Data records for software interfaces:
------------------------------------------------

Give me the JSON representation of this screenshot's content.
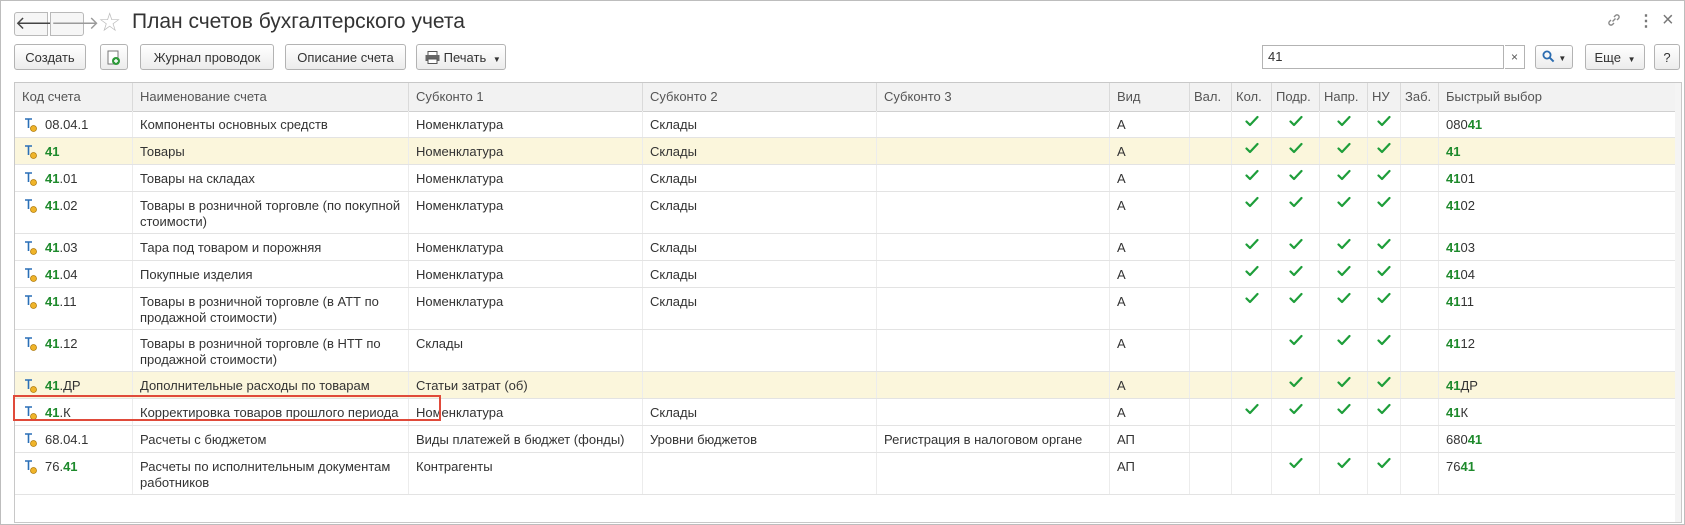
{
  "window": {
    "title": "План счетов бухгалтерского учета",
    "nav_back": "🡐",
    "nav_forward": "🡒",
    "link_icon": "link-icon",
    "menu_icon": "more-vert-icon",
    "close_icon": "close-icon"
  },
  "toolbar": {
    "create": "Создать",
    "journal": "Журнал проводок",
    "description": "Описание счета",
    "print": "Печать",
    "more": "Еще",
    "help": "?",
    "search_value": "41",
    "search_clear": "×"
  },
  "columns": [
    "Код счета",
    "Наименование счета",
    "Субконто 1",
    "Субконто 2",
    "Субконто 3",
    "Вид",
    "Вал.",
    "Кол.",
    "Подр.",
    "Напр.",
    "НУ",
    "Заб.",
    "Быстрый выбор"
  ],
  "rows": [
    {
      "code_pre": "08.04.1",
      "code_hit": "",
      "code_post": "",
      "name": "Компоненты основных средств",
      "s1": "Номенклатура",
      "s2": "Склады",
      "s3": "",
      "vid": "А",
      "kol": true,
      "podr": true,
      "napr": true,
      "nu": true,
      "qs_pre": "080",
      "qs_hit": "41",
      "qs_post": ""
    },
    {
      "code_pre": "",
      "code_hit": "41",
      "code_post": "",
      "name": "Товары",
      "s1": "Номенклатура",
      "s2": "Склады",
      "s3": "",
      "vid": "А",
      "kol": true,
      "podr": true,
      "napr": true,
      "nu": true,
      "qs_pre": "",
      "qs_hit": "41",
      "qs_post": "",
      "hl": true
    },
    {
      "code_pre": "",
      "code_hit": "41",
      "code_post": ".01",
      "name": "Товары на складах",
      "s1": "Номенклатура",
      "s2": "Склады",
      "s3": "",
      "vid": "А",
      "kol": true,
      "podr": true,
      "napr": true,
      "nu": true,
      "qs_pre": "",
      "qs_hit": "41",
      "qs_post": "01"
    },
    {
      "code_pre": "",
      "code_hit": "41",
      "code_post": ".02",
      "name": "Товары в розничной торговле (по покупной стоимости)",
      "s1": "Номенклатура",
      "s2": "Склады",
      "s3": "",
      "vid": "А",
      "kol": true,
      "podr": true,
      "napr": true,
      "nu": true,
      "qs_pre": "",
      "qs_hit": "41",
      "qs_post": "02"
    },
    {
      "code_pre": "",
      "code_hit": "41",
      "code_post": ".03",
      "name": "Тара под товаром и порожняя",
      "s1": "Номенклатура",
      "s2": "Склады",
      "s3": "",
      "vid": "А",
      "kol": true,
      "podr": true,
      "napr": true,
      "nu": true,
      "qs_pre": "",
      "qs_hit": "41",
      "qs_post": "03"
    },
    {
      "code_pre": "",
      "code_hit": "41",
      "code_post": ".04",
      "name": "Покупные изделия",
      "s1": "Номенклатура",
      "s2": "Склады",
      "s3": "",
      "vid": "А",
      "kol": true,
      "podr": true,
      "napr": true,
      "nu": true,
      "qs_pre": "",
      "qs_hit": "41",
      "qs_post": "04"
    },
    {
      "code_pre": "",
      "code_hit": "41",
      "code_post": ".11",
      "name": "Товары в розничной торговле (в АТТ по продажной стоимости)",
      "s1": "Номенклатура",
      "s2": "Склады",
      "s3": "",
      "vid": "А",
      "kol": true,
      "podr": true,
      "napr": true,
      "nu": true,
      "qs_pre": "",
      "qs_hit": "41",
      "qs_post": "11"
    },
    {
      "code_pre": "",
      "code_hit": "41",
      "code_post": ".12",
      "name": "Товары в розничной торговле (в НТТ по продажной стоимости)",
      "s1": "Склады",
      "s2": "",
      "s3": "",
      "vid": "А",
      "kol": false,
      "podr": true,
      "napr": true,
      "nu": true,
      "qs_pre": "",
      "qs_hit": "41",
      "qs_post": "12"
    },
    {
      "code_pre": "",
      "code_hit": "41",
      "code_post": ".ДР",
      "name": "Дополнительные расходы по товарам",
      "s1": "Статьи затрат (об)",
      "s2": "",
      "s3": "",
      "vid": "А",
      "kol": false,
      "podr": true,
      "napr": true,
      "nu": true,
      "qs_pre": "",
      "qs_hit": "41",
      "qs_post": "ДР",
      "hl": true
    },
    {
      "code_pre": "",
      "code_hit": "41",
      "code_post": ".К",
      "name": "Корректировка товаров прошлого периода",
      "s1": "Номенклатура",
      "s2": "Склады",
      "s3": "",
      "vid": "А",
      "kol": true,
      "podr": true,
      "napr": true,
      "nu": true,
      "qs_pre": "",
      "qs_hit": "41",
      "qs_post": "К"
    },
    {
      "code_pre": "68.04.1",
      "code_hit": "",
      "code_post": "",
      "name": "Расчеты с бюджетом",
      "s1": "Виды платежей в бюджет (фонды)",
      "s2": "Уровни бюджетов",
      "s3": "Регистрация в налоговом органе",
      "vid": "АП",
      "kol": false,
      "podr": false,
      "napr": false,
      "nu": false,
      "qs_pre": "680",
      "qs_hit": "41",
      "qs_post": ""
    },
    {
      "code_pre": "76.",
      "code_hit": "41",
      "code_post": "",
      "name": "Расчеты по исполнительным документам работников",
      "s1": "Контрагенты",
      "s2": "",
      "s3": "",
      "vid": "АП",
      "kol": false,
      "podr": true,
      "napr": true,
      "nu": true,
      "qs_pre": "76",
      "qs_hit": "41",
      "qs_post": ""
    }
  ]
}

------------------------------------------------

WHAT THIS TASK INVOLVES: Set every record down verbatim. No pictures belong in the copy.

RESPONSE FOR THIS EXERCISE:
Give me the JSON representation of this screenshot's content.
{
  "window": {
    "title": "План счетов бухгалтерского учета",
    "nav_back": "🡐",
    "nav_forward": "🡒",
    "link_icon": "link-icon",
    "menu_icon": "more-vert-icon",
    "close_icon": "close-icon"
  },
  "toolbar": {
    "create": "Создать",
    "journal": "Журнал проводок",
    "description": "Описание счета",
    "print": "Печать",
    "more": "Еще",
    "help": "?",
    "search_value": "41",
    "search_clear": "×"
  },
  "columns": [
    "Код счета",
    "Наименование счета",
    "Субконто 1",
    "Субконто 2",
    "Субконто 3",
    "Вид",
    "Вал.",
    "Кол.",
    "Подр.",
    "Напр.",
    "НУ",
    "Заб.",
    "Быстрый выбор"
  ],
  "rows": [
    {
      "code_pre": "08.04.1",
      "code_hit": "",
      "code_post": "",
      "name": "Компоненты основных средств",
      "s1": "Номенклатура",
      "s2": "Склады",
      "s3": "",
      "vid": "А",
      "kol": true,
      "podr": true,
      "napr": true,
      "nu": true,
      "qs_pre": "080",
      "qs_hit": "41",
      "qs_post": ""
    },
    {
      "code_pre": "",
      "code_hit": "41",
      "code_post": "",
      "name": "Товары",
      "s1": "Номенклатура",
      "s2": "Склады",
      "s3": "",
      "vid": "А",
      "kol": true,
      "podr": true,
      "napr": true,
      "nu": true,
      "qs_pre": "",
      "qs_hit": "41",
      "qs_post": "",
      "hl": true
    },
    {
      "code_pre": "",
      "code_hit": "41",
      "code_post": ".01",
      "name": "Товары на складах",
      "s1": "Номенклатура",
      "s2": "Склады",
      "s3": "",
      "vid": "А",
      "kol": true,
      "podr": true,
      "napr": true,
      "nu": true,
      "qs_pre": "",
      "qs_hit": "41",
      "qs_post": "01"
    },
    {
      "code_pre": "",
      "code_hit": "41",
      "code_post": ".02",
      "name": "Товары в розничной торговле (по покупной стоимости)",
      "s1": "Номенклатура",
      "s2": "Склады",
      "s3": "",
      "vid": "А",
      "kol": true,
      "podr": true,
      "napr": true,
      "nu": true,
      "qs_pre": "",
      "qs_hit": "41",
      "qs_post": "02"
    },
    {
      "code_pre": "",
      "code_hit": "41",
      "code_post": ".03",
      "name": "Тара под товаром и порожняя",
      "s1": "Номенклатура",
      "s2": "Склады",
      "s3": "",
      "vid": "А",
      "kol": true,
      "podr": true,
      "napr": true,
      "nu": true,
      "qs_pre": "",
      "qs_hit": "41",
      "qs_post": "03"
    },
    {
      "code_pre": "",
      "code_hit": "41",
      "code_post": ".04",
      "name": "Покупные изделия",
      "s1": "Номенклатура",
      "s2": "Склады",
      "s3": "",
      "vid": "А",
      "kol": true,
      "podr": true,
      "napr": true,
      "nu": true,
      "qs_pre": "",
      "qs_hit": "41",
      "qs_post": "04"
    },
    {
      "code_pre": "",
      "code_hit": "41",
      "code_post": ".11",
      "name": "Товары в розничной торговле (в АТТ по продажной стоимости)",
      "s1": "Номенклатура",
      "s2": "Склады",
      "s3": "",
      "vid": "А",
      "kol": true,
      "podr": true,
      "napr": true,
      "nu": true,
      "qs_pre": "",
      "qs_hit": "41",
      "qs_post": "11"
    },
    {
      "code_pre": "",
      "code_hit": "41",
      "code_post": ".12",
      "name": "Товары в розничной торговле (в НТТ по продажной стоимости)",
      "s1": "Склады",
      "s2": "",
      "s3": "",
      "vid": "А",
      "kol": false,
      "podr": true,
      "napr": true,
      "nu": true,
      "qs_pre": "",
      "qs_hit": "41",
      "qs_post": "12"
    },
    {
      "code_pre": "",
      "code_hit": "41",
      "code_post": ".ДР",
      "name": "Дополнительные расходы по товарам",
      "s1": "Статьи затрат (об)",
      "s2": "",
      "s3": "",
      "vid": "А",
      "kol": false,
      "podr": true,
      "napr": true,
      "nu": true,
      "qs_pre": "",
      "qs_hit": "41",
      "qs_post": "ДР",
      "hl": true
    },
    {
      "code_pre": "",
      "code_hit": "41",
      "code_post": ".К",
      "name": "Корректировка товаров прошлого периода",
      "s1": "Номенклатура",
      "s2": "Склады",
      "s3": "",
      "vid": "А",
      "kol": true,
      "podr": true,
      "napr": true,
      "nu": true,
      "qs_pre": "",
      "qs_hit": "41",
      "qs_post": "К"
    },
    {
      "code_pre": "68.04.1",
      "code_hit": "",
      "code_post": "",
      "name": "Расчеты с бюджетом",
      "s1": "Виды платежей в бюджет (фонды)",
      "s2": "Уровни бюджетов",
      "s3": "Регистрация в налоговом органе",
      "vid": "АП",
      "kol": false,
      "podr": false,
      "napr": false,
      "nu": false,
      "qs_pre": "680",
      "qs_hit": "41",
      "qs_post": ""
    },
    {
      "code_pre": "76.",
      "code_hit": "41",
      "code_post": "",
      "name": "Расчеты по исполнительным документам работников",
      "s1": "Контрагенты",
      "s2": "",
      "s3": "",
      "vid": "АП",
      "kol": false,
      "podr": true,
      "napr": true,
      "nu": true,
      "qs_pre": "76",
      "qs_hit": "41",
      "qs_post": ""
    }
  ]
}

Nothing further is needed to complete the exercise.